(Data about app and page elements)

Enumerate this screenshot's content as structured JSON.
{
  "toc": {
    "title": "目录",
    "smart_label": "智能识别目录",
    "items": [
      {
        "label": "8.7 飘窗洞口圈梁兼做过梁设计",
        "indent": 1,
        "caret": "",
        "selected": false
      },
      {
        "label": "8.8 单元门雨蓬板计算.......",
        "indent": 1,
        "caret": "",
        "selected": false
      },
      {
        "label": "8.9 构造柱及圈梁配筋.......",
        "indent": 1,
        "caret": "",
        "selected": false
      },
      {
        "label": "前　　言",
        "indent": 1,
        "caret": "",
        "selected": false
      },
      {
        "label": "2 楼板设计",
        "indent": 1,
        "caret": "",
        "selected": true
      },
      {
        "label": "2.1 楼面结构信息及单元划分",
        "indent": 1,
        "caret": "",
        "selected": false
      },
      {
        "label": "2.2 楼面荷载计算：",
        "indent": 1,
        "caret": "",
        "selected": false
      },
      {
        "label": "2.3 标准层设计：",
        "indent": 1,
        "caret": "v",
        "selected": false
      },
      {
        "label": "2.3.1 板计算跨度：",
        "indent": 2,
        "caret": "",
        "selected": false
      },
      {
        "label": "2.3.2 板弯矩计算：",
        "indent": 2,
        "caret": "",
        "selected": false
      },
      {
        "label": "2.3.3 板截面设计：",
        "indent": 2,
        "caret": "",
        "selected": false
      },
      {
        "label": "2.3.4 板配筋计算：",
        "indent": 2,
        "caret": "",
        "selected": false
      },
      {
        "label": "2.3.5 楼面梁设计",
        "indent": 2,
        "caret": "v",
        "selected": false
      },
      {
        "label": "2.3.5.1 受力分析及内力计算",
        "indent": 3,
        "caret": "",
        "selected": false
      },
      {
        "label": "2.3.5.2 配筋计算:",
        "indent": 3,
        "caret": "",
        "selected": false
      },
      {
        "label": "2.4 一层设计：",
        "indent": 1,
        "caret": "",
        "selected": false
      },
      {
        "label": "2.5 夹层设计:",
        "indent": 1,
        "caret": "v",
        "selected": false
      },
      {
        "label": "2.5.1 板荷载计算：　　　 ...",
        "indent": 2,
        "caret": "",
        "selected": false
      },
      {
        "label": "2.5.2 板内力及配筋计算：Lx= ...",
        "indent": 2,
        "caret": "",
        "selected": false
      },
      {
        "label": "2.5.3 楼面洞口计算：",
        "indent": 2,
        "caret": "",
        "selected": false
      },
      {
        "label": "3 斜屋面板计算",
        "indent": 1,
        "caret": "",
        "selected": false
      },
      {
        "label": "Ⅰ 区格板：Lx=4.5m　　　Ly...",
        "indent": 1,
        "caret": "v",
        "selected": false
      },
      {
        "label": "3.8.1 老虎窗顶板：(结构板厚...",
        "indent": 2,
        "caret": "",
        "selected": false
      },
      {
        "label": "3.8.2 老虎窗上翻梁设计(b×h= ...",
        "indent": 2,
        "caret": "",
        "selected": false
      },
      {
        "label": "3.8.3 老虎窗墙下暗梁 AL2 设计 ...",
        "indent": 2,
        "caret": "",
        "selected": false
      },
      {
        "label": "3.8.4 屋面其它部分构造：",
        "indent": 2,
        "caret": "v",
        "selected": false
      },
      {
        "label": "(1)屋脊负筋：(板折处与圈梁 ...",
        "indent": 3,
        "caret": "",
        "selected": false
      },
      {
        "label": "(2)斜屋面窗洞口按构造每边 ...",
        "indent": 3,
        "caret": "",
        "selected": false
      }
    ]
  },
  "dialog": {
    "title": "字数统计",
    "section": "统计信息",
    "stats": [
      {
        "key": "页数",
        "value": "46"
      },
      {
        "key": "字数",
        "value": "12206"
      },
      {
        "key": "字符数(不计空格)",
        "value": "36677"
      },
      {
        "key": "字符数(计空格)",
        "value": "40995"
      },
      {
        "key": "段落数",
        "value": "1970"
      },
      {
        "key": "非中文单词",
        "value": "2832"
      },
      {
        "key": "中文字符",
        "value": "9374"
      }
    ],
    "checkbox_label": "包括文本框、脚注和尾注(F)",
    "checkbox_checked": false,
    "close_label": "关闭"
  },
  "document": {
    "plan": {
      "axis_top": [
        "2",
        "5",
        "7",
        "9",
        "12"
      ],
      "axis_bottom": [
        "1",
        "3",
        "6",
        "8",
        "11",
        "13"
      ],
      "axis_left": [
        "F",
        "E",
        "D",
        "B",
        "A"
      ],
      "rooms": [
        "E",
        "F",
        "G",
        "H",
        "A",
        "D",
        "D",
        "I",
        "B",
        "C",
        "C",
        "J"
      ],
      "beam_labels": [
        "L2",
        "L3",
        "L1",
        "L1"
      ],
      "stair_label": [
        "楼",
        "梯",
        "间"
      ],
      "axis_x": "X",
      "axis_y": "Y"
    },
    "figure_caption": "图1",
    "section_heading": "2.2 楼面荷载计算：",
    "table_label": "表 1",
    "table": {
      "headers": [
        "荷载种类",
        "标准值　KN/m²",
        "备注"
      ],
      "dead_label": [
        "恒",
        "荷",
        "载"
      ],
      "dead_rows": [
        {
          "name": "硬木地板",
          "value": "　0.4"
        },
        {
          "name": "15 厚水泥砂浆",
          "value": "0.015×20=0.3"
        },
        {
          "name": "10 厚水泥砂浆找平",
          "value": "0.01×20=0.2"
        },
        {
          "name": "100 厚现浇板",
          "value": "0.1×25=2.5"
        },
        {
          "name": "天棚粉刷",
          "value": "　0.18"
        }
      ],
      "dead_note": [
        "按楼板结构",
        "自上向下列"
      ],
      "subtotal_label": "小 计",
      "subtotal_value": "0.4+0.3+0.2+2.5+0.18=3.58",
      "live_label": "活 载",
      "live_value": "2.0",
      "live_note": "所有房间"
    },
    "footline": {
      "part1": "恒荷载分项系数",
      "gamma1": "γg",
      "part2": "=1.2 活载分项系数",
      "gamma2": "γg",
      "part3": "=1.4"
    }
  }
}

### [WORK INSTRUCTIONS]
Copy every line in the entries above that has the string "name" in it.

### [ANSWER]
          "name": "硬木地板",
          "name": "15 厚水泥砂浆",
          "name": "10 厚水泥砂浆找平",
          "name": "100 厚现浇板",
          "name": "天棚粉刷",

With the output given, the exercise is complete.